NodeMCU board

DHT11

Combining both a temperature and humidity sensor, the DHT11 allows basic monitoring of environmental conditions. Wtih a measurement range of 0-50°C and 20-95%, it is ideal for most basic applications. Although it has lower accuracy than a DHT22 or DS18B20, its low cost makes it ideal for initial prototypes. Readings are accessed via a single data pin, and accepts both 3.3V and 5V DC.

DHT11 combined temperature and humidity sensor

Arduino

Primarily designed for use with the Arduino range of microcontrollers, the IDE also includes support for third-party boards such as the ESP8266. The board can be installed through the board manager by simply including the URL of the source code. Arduino sketches are written in a variant of C++, and there is vast array of guides for setting up and running Arduino sketches on the device, integrating it with numerous pieces of hardware.

Services

These mostly accomodate the transmission, storage and visulaisation of data using APIs and cloud platforms to greatly simplify the process.

thinger.io

Another IoT sevice, Thinger.io allows the connection of multiple devices including Linux (e.g. RPi), SigFox, ARM mBed and Arduino including the NodeMCU. It features dashboards, data buckets and enpoints to allow the collection, storage and visualisation of data.

Example of a thinger.io dashboard

Connecting a the NodeMCU to the service is very simple, requring only a few lines of code:

#include <SPI.h>
#include <ESP8266WiFi.h>
#include <ThingerWifi.h>

ThingerWifi thing("username", "deviceId", "deviceCredential");

void setup() {
	thing.add_wifi("wifi_ssid", "wifi_credentials");
}

void loop() {
	thing.handle();
}

Solution

Hardware
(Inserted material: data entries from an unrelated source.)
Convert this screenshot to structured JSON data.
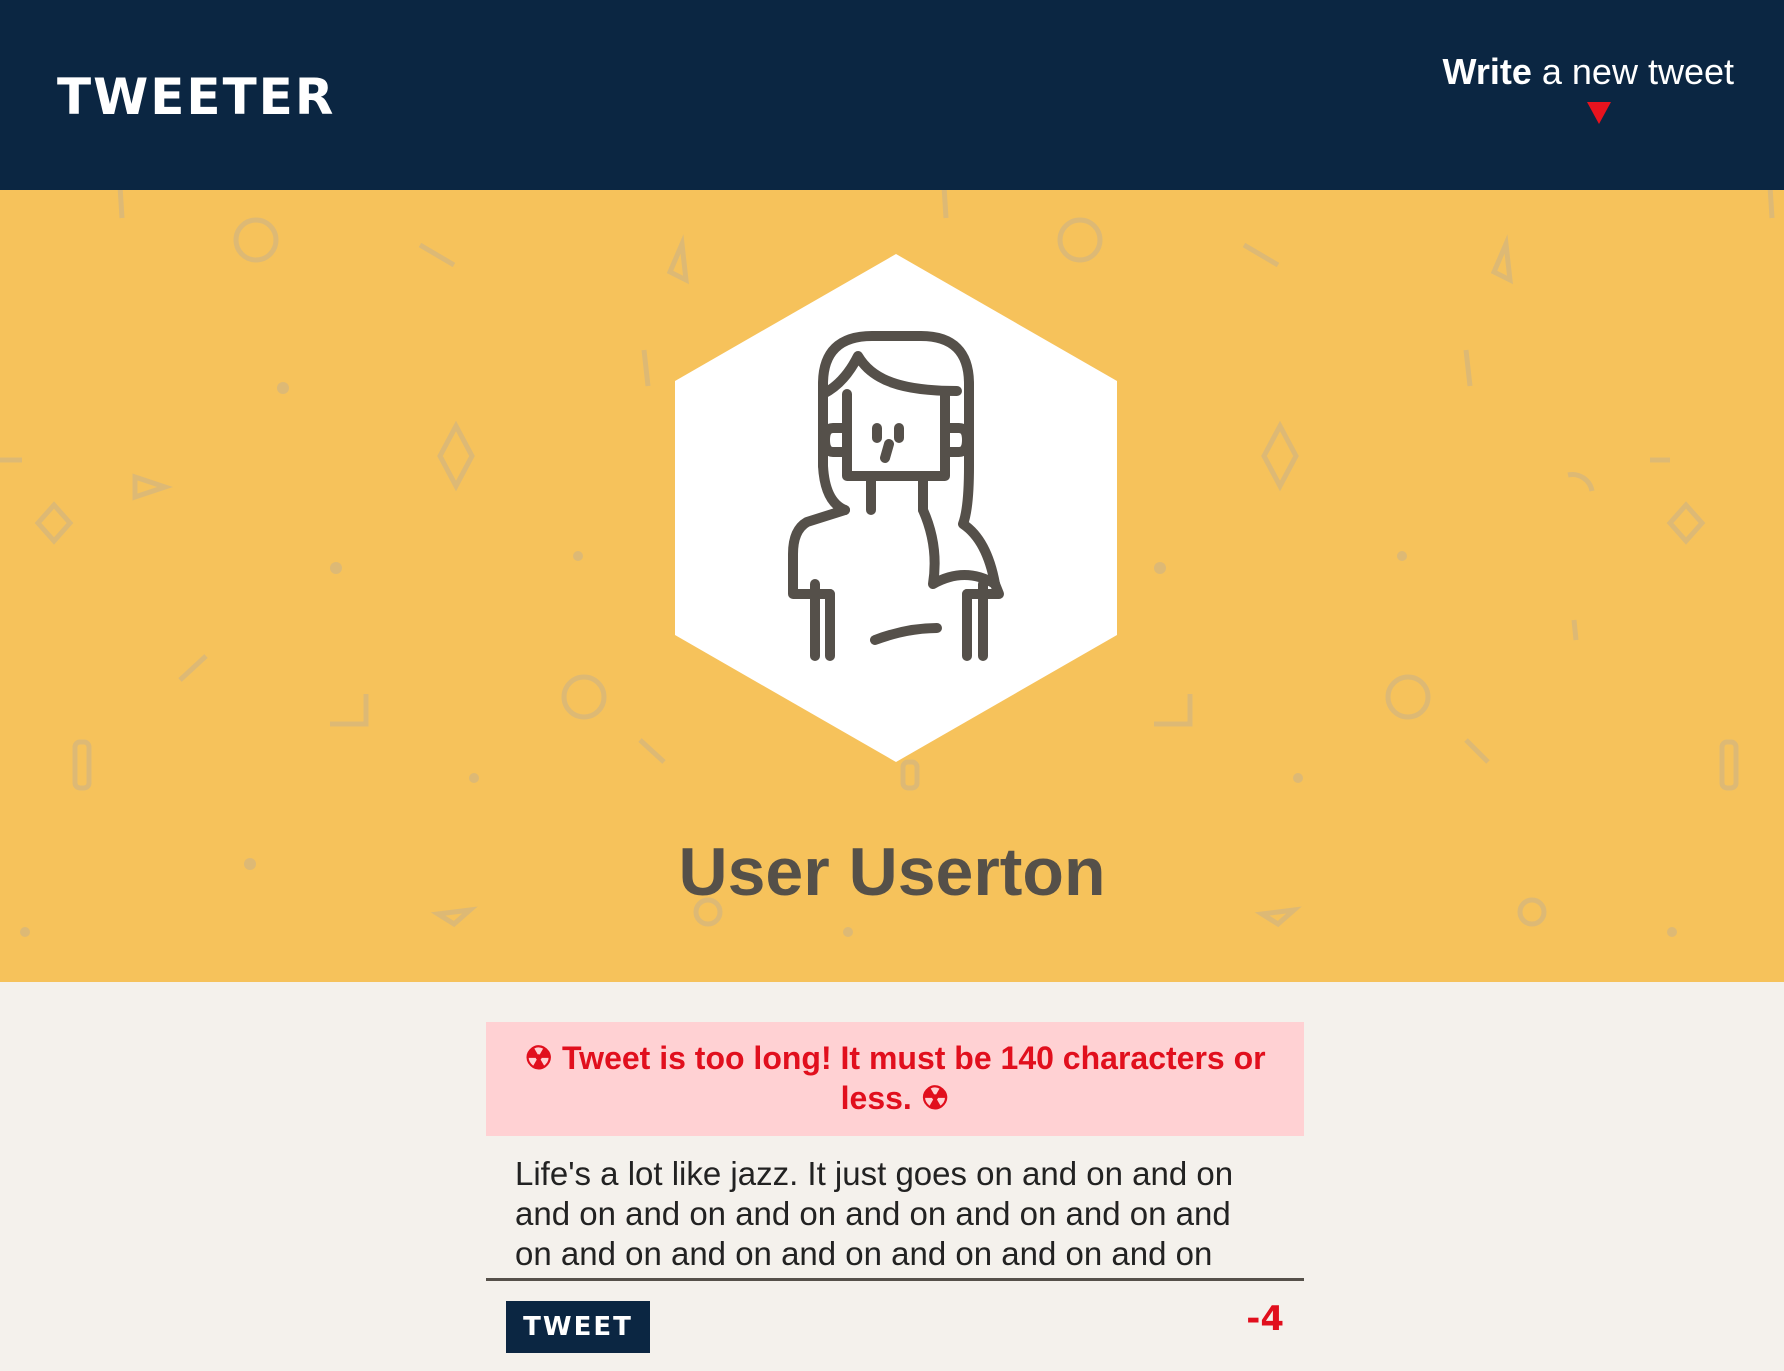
{
  "header": {
    "brand": "TWEETER",
    "compose_toggle_bold": "Write",
    "compose_toggle_rest": " a new tweet",
    "arrow_icon": "caret-down-icon"
  },
  "profile": {
    "name": "User Userton",
    "avatar_icon": "woman-avatar-icon"
  },
  "composer": {
    "error_icon": "☢",
    "error_message": "Tweet is too long! It must be 140 characters or less.",
    "tweet_text": "Life's a lot like jazz. It just goes on and on and on and on and on and on and on and on and on and on and on and on and on and on and on and on and on and o-",
    "button_label": "TWEET",
    "char_counter": "-4"
  },
  "colors": {
    "navbar": "#0b2642",
    "hero": "#f6c25b",
    "error_text": "#e10f1d",
    "error_bg": "#ffd1d3"
  }
}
The NodeMCU and DHT11 are installed on a breadboard and connected using jumper wires. It is important that a pullup resistor should be added between the VCC and DATA pins, 10kOhm is sufficient. Note that the third pin is on the DHT is not used. The pins are connected as follows:
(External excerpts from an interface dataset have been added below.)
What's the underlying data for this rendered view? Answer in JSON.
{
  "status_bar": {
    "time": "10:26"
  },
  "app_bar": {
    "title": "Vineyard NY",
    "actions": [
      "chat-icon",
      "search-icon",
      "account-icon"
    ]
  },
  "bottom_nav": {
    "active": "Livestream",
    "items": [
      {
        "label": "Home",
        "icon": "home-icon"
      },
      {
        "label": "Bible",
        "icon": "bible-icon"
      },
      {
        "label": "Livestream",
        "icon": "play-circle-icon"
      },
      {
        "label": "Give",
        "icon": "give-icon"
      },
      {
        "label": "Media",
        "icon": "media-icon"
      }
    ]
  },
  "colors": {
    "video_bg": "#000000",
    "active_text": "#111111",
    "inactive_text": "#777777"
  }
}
NodeMCU DHT11
VCC 3V3 (1)
D2 DATA (2)
GND GND (4)

Breadboard layout

Software

This NodeMCU use the CP2102 serial chip, and once the necessary serial drivers have been downloaded and installed, as well as Arduino support for the NodeMCU, the board can be accessed from the Arduino IDE by selecting it in the tools tab. There are a number of Arduino packages that are required, and can be installed via the library manager in the IDE. The system uses the DHT, Adafruit Unified Sensor and thinger.io packages.

Before installing the software on the NodeMCU, a new device must first be added in the thinger.io cloud console. Be sure to make a note of the ‘device credentials’ as this cannot be retrieved later.
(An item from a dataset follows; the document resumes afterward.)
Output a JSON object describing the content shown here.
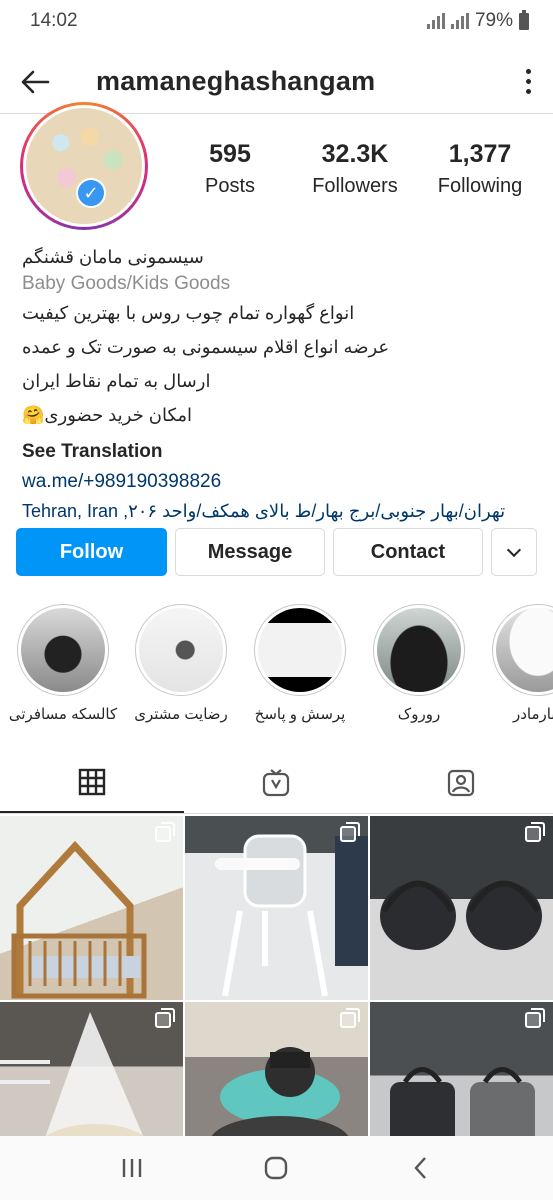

The initial setup sketch can now be written and uploaded to the NodeMCU, after the device details and WiFi information has been included.

#include <SPI.h>
#include <ESP8266WiFi.h>
#include <ThingerWifi.h>

ThingerWifi thing("username", "deviceId", "deviceCredential");

void setup() {
	thing.add_wifi("wifi_ssid", "wifi_credentials");
}

void loop() {
	thing.handle();
}

Once the device has successfully established a connection to the cloud console, we can add the details of the DHT11 sensor. The DHT library must be included at the top of the sketch, and the sensor is defined by specifying the DHT model and the pin which it is connected to.

// Import libraries
#include <SPI.h>
#include <ESP8266WiFi.h>
#include <ThingerWifi.h>
#include "DHT.h"

// Define and initialise the sensor
#define DHTPIN D2
#define DHTTYPE DHT11
DHT dht(DHTPIN, DHTTYPE);

// Setup device details
ThingerWifi thing("username", "deviceId", "deviceCredential");

void setup() {
	// Setup WiFi
	thing.add_wifi("wifi_ssid", "wifi_credentials");
	// Define the 'thing' with a name and data direction
	thing["dht11"] >> [](pson& out){
		// Add the values and the corresponding code
		out["humidity"] = dht.readHumidity();
		out["celsius"] = dht.readTemperature();
	};
}

void loop() {
  thing.handle();
}

Once the sketch has been uploaded, the values of the DHT11 are available via the API explorer on the device in the cloud console.

As a device resource, this data can now be accessed via a dashboard, databucket or endpoint to be logged and visualised in a variety of ways.

Example of sensor information displayed in a dashboard

Written on June 20, 2018